→ **TASK GOAL**: Among the entries below, find the lines with the word "Women" and return them.

------ SOURCE MATERIAL ------

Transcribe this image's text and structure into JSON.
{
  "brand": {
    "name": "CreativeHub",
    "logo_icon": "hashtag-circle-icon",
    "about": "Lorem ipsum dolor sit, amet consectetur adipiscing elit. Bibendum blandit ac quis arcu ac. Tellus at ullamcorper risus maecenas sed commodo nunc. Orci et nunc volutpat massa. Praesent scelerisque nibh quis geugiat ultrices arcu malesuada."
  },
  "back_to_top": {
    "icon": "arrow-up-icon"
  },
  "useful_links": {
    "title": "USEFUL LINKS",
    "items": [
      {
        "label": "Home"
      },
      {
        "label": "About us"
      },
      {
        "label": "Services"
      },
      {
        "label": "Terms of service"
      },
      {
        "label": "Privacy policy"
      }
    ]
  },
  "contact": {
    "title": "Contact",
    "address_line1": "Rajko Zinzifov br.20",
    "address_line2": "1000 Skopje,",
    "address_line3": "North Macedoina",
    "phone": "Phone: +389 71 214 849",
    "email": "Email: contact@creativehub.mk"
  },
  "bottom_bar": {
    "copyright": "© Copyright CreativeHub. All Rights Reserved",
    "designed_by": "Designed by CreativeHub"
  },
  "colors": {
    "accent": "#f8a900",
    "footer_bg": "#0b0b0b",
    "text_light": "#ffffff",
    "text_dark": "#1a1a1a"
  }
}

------
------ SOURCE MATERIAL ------

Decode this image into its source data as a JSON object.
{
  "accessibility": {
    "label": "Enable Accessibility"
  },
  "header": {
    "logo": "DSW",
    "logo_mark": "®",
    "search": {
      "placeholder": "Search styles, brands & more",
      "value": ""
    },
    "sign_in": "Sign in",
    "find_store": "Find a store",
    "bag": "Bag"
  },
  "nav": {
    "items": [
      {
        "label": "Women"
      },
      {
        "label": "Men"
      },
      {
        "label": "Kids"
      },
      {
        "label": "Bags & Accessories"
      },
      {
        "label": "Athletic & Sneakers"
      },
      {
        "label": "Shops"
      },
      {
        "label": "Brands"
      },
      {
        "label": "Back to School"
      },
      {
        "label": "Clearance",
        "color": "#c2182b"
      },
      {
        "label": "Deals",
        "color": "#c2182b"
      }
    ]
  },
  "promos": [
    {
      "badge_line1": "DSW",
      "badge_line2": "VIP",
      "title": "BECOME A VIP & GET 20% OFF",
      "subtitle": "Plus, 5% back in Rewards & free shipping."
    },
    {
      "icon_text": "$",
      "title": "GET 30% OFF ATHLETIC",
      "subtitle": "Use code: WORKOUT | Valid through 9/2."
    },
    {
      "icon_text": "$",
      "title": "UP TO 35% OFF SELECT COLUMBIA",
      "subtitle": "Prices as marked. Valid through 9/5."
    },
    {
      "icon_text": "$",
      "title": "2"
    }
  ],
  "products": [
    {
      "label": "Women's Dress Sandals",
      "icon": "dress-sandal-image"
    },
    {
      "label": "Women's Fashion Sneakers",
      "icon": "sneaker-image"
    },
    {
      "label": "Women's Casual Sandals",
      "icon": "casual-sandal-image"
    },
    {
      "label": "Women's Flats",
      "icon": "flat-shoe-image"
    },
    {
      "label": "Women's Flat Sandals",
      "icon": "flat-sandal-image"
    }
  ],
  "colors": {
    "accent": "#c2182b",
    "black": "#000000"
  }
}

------

→ **TASK OUTPUT**:
        "label": "Women"
      "label": "Women's Dress Sandals",
      "label": "Women's Fashion Sneakers",
      "label": "Women's Casual Sandals",
      "label": "Women's Flats",
      "label": "Women's Flat Sandals",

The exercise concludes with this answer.